*WORK TO COMPLETE*. Write out the entire listing exactly, so that each line matches the original.
[[ DATA RECORDS open ]]
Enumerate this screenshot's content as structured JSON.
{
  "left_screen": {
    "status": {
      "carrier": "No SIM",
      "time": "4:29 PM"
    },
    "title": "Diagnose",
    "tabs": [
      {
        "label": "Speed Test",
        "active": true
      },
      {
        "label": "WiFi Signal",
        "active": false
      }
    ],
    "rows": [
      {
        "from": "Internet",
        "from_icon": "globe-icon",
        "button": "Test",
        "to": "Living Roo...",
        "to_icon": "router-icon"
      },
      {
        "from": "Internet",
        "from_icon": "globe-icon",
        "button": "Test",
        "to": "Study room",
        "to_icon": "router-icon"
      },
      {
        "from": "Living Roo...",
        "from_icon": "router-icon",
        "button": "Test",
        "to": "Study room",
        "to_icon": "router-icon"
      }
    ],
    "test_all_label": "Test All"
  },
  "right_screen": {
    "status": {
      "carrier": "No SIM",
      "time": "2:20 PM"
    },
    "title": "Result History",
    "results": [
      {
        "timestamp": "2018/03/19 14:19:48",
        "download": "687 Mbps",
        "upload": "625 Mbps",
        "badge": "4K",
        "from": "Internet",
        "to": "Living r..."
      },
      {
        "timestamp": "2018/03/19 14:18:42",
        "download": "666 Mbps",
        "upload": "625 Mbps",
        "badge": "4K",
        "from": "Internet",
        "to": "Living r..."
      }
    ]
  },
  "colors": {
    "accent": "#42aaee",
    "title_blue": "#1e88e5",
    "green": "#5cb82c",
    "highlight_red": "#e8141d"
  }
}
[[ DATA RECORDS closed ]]
*OUTPUT FOR THIS TASK*.
Enumerate this screenshot's content as structured JSON.
{
  "left_screen": {
    "status": {
      "carrier": "No SIM",
      "time": "4:29 PM"
    },
    "title": "Diagnose",
    "tabs": [
      {
        "label": "Speed Test",
        "active": true
      },
      {
        "label": "WiFi Signal",
        "active": false
      }
    ],
    "rows": [
      {
        "from": "Internet",
        "from_icon": "globe-icon",
        "button": "Test",
        "to": "Living Roo...",
        "to_icon": "router-icon"
      },
      {
        "from": "Internet",
        "from_icon": "globe-icon",
        "button": "Test",
        "to": "Study room",
        "to_icon": "router-icon"
      },
      {
        "from": "Living Roo...",
        "from_icon": "router-icon",
        "button": "Test",
        "to": "Study room",
        "to_icon": "router-icon"
      }
    ],
    "test_all_label": "Test All"
  },
  "right_screen": {
    "status": {
      "carrier": "No SIM",
      "time": "2:20 PM"
    },
    "title": "Result History",
    "results": [
      {
        "timestamp": "2018/03/19 14:19:48",
        "download": "687 Mbps",
        "upload": "625 Mbps",
        "badge": "4K",
        "from": "Internet",
        "to": "Living r..."
      },
      {
        "timestamp": "2018/03/19 14:18:42",
        "download": "666 Mbps",
        "upload": "625 Mbps",
        "badge": "4K",
        "from": "Internet",
        "to": "Living r..."
      }
    ]
  },
  "colors": {
    "accent": "#42aaee",
    "title_blue": "#1e88e5",
    "green": "#5cb82c",
    "highlight_red": "#e8141d"
  }
}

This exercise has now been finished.